In the twentieth century, the Maori of New Zealand all but lost their tattooing tradition. Only the women who continued to sport the traditional chin design ensured that the art did not disappear completely. Today, a tattoo renaissance is underway, and artist Gordon Toi plays a key role in the process.
From a remote mountain village in the Northern Philippines, Wang Od Oggay carries on the tattooing tradition of her ancestors, offering those who come to her the sacred markings that were once reserved for the women and warriors of the Kalinga people.
Western Samoa is one of the few places on the planet where traditional tattooing continued unimpeded through the colonial era.
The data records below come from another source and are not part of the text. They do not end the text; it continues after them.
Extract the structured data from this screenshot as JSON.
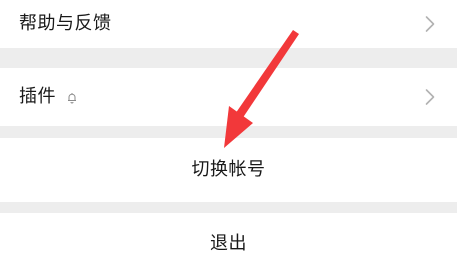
{
  "menu": {
    "help_feedback_label": "帮助与反馈",
    "plugins_label": "插件",
    "switch_account_label": "切换帐号",
    "logout_label": "退出"
  },
  "colors": {
    "background": "#ededed",
    "row": "#ffffff",
    "text": "#191919",
    "chevron": "#b2b2b2",
    "annotation_arrow": "#f2383a"
  },
  "icons": {
    "plugin": "plugin-bell-icon",
    "chevron": "chevron-right-icon",
    "annotation": "red-annotation-arrow"
  }
}
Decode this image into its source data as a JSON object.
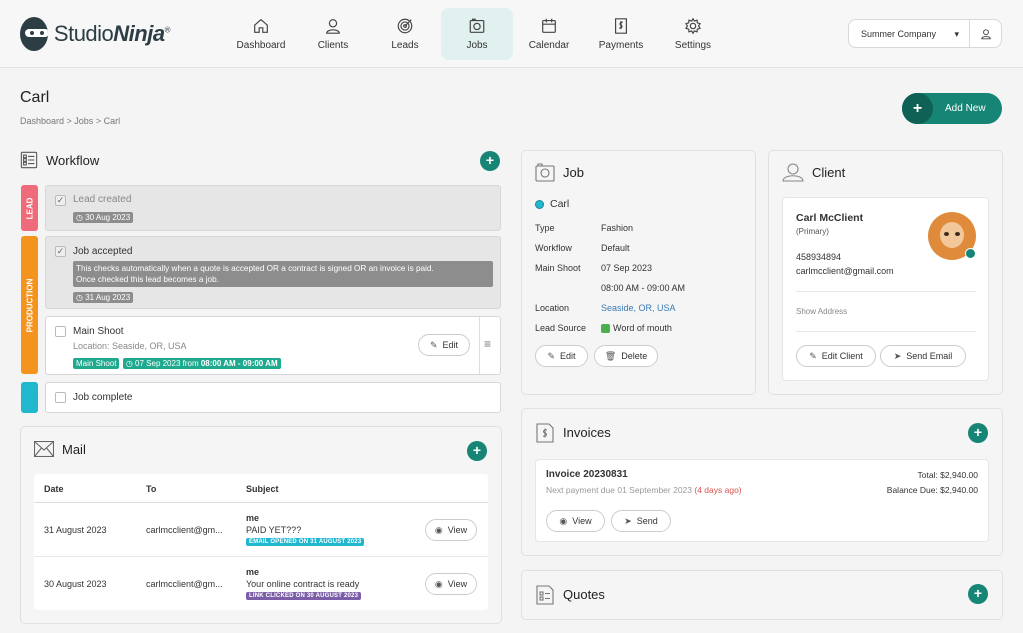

Sua Peter Suluaʻpe is a contemporary master of the craft. With his father and brothers, he works out of a cultural village in the heart of Apia, the Samoan capital.
Jay Soule is a multidisciplinary artist known as “Chippewar” in the Indigenous community. His internationally-recognized work expresses much of the angst of today’s Indigenous population in Canada. Adopted at five years of age, Jay was taken from his birth mother and grew up outside his home community.
The ancient city of Palenque was once a hub of Mayan civilization. For centuries after its decline, it lay hidden under layers of tropical vegetation, until modern archaeologists peeled back the jungle to reveal it to the world in the last century. Today, Palenque is both an cultural centre and a sacred site.
Nakkita Trimble is the only tattoo artist from the Nisga’a Nation. Along with elders from her community, she hopes to revive the traditional process of tattooing known as gihlee’e. Ts’iksna’aḵs—the tattoos—were usually composed of crests, known as ayukws, and of adaawaḵs, which are stories, legends and history.
Marjorie Tahbone, an Alaskan artist of Inupiaq heritage, was first among the living women of her family to get her traditional chin tattoo. Because no one was practicing the tattooing art at the time, she had to get her markings from a non-Indigenous artist in Fairbanks.
Seattle-born artist Nahaan sees tattoo, like many other forms of artistic expression, as a political act and a form of resistance. This artist of mixed First Nations heritage draws on traditional teachings to create new work using modern and traditional methods alike.
Jordan Bennett is an artist of Mi’kmaq descent whose work blends pop culture and traditional teachings into work that connects the past, the present and the future.
18 results found (showing 1 - 10)